This means that when attorney-client privilege is in place, your attorney cannot discuss your case or your private information with anyone outside of that legal boundary.

Are there limitations to attorney-client privilege?

Frankly, there are few situations in which attorney-client privilege is ever broken, but there are some situations where there are limits.

The crime-fraud exception

This rule holds that if a client intends to commit or was in the midst of committing some type of fraud or another type of crime and communicated that intent to an attorney, the attorney has the right to disclose this information to the local authorities.

This could include knowledge that a client planned to:

  • Destroy evidence
  • Conceal income
  • Threaten someone
  • Tamper with a witness
  • Perjure themselves

Note that this exemption also applies to past crimes. In particular, this means that if a client has committed or plans to commit some type of crime, they cannot tell their attorney this and not expect the attorney to take some type of legal action. So if, say, I knew you were planning to hurt another person, I have the legal right and obligation to stop that from occurring and report it to the proper authorities.

Here’s the fancy legal language Maryland uses to talk about this exception (Maryland Court Rules, Rule 19-301.6):

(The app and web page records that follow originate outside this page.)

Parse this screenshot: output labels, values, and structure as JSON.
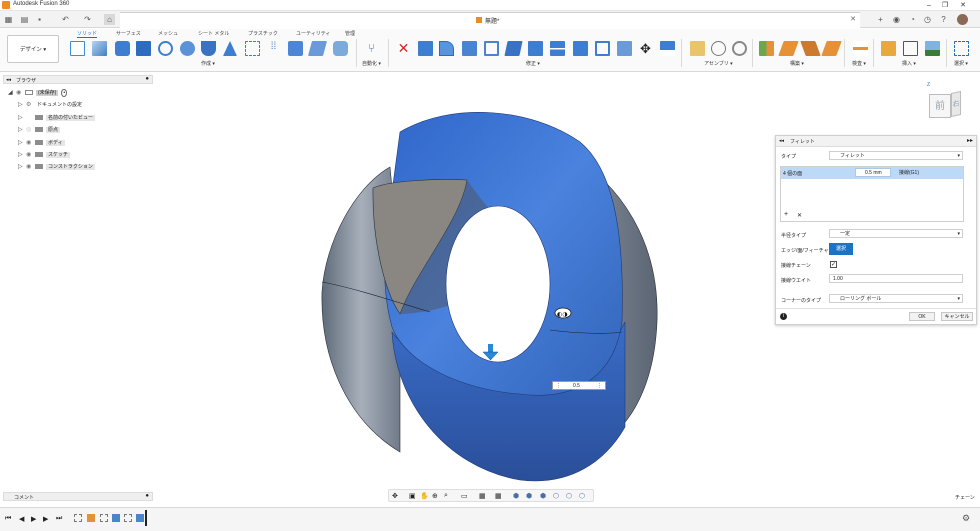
{
  "window": {
    "title": "Autodesk Fusion 360",
    "controls": [
      "–",
      "❐",
      "✕"
    ]
  },
  "document_tab": {
    "name": "無題*"
  },
  "toolbar": {
    "workspace": "デザイン ▾",
    "tabs": [
      "ソリッド",
      "サーフェス",
      "メッシュ",
      "シート メタル",
      "プラスチック",
      "ユーティリティ",
      "管理"
    ],
    "active_tab": "ソリッド",
    "groups": [
      "作成 ▾",
      "自動化 ▾",
      "修正 ▾",
      "アセンブリ ▾",
      "構築 ▾",
      "検査 ▾",
      "挿入 ▾",
      "選択 ▾"
    ]
  },
  "browser": {
    "title": "ブラウザ",
    "root": "(未保存)",
    "items": [
      "ドキュメントの設定",
      "名前の付いたビュー",
      "原点",
      "ボディ",
      "スケッチ",
      "コンストラクション"
    ]
  },
  "fillet_dialog": {
    "title": "フィレット",
    "type_label": "タイプ",
    "type_value": "フィレット",
    "selection_count": "4 個の面",
    "radius_value": "0.5 mm",
    "continuity": "接線(G1)",
    "radius_type_label": "半径タイプ",
    "radius_type_value": "一定",
    "edge_face_label": "エッジ/面/フィーチャ",
    "select_button": "選択",
    "tangent_chain_label": "接線チェーン",
    "tangent_weight_label": "接線ウエイト",
    "tangent_weight_value": "1.00",
    "corner_type_label": "コーナーのタイプ",
    "corner_type_value": "ローリング ボール",
    "ok": "OK",
    "cancel": "キャンセル",
    "add": "+",
    "remove": "✕"
  },
  "viewport": {
    "value_input": "0.5",
    "viewcube_front": "前",
    "viewcube_right": "右"
  },
  "comments": {
    "title": "コメント"
  },
  "status": {
    "right": "チェーン"
  },
  "colors": {
    "accent": "#1a73c7",
    "body_blue": "#3a6fd0",
    "body_gray": "#7a8594",
    "selection_row": "#bcd9f7"
  }
}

An attorney may reveal information relating to the representation of a client to the extent the attorney reasonably believes necessary:

  1. to prevent reasonably certain death or substantial bodily harm;
  2. to prevent the client from committing a crime or fraud that is reasonably certain to result in substantial injury to the financial interests or property of another and in furtherance of which the client has used or is using the attorney’s services;
  3. to prevent, mitigate, or rectify substantial injury to the financial interests or property of another that is reasonably certain to result or has resulted from the client’s commission of a crime or fraud in furtherance of which the client has used the attorney’s services;
  4. to secure legal advice about the attorney’s compliance with these Rules, a court order or other law;
  5. (to establish a claim or defense on behalf of the attorney in a controversy between the attorney and the client, to establish a defense to a criminal charge, civil claim, or disciplinary complaint against the attorney based upon conduct in which the client was involved or to respond to allegations in any proceeding concerning the attorney’s representation of the client; or
  6. to comply with these Rules, a court order or other law.

A reasonable expectation of privacy

Another type of limitation that can apply to attorney-client situations relates to situations where the client cannot reasonably expect that communication to be private. For example, if a client writes out a lengthy admission of their guilt regarding a crime and mails it to an attorney, but does not disclose the information is private, they cannot assume that someone else will not read it first. If you speak to your attorney in the middle of a crowded restaurant, there may not be that same level of privacy protection either.

What’s the bottom line about attorney-client privilege?

When you enter into a relationship with an attorney, and you do so with the expectation of privacy, the attorney cannot (and will not) disclose that information to anyone else. You can trust that you can safely receive legal advice without complications outside of the exemptions provided.

If you need help with criminal defense in Annapolis and Ellicott City, Call Drew Cochran, Attorney at Law, for immediate guidance. I will explain the intricacies of your case so that there is no doubt in your mind when making a decision about your future. . Call me today or submit my contact form to schedule an appointment.

And remember — Keep Calm, and Call Drew.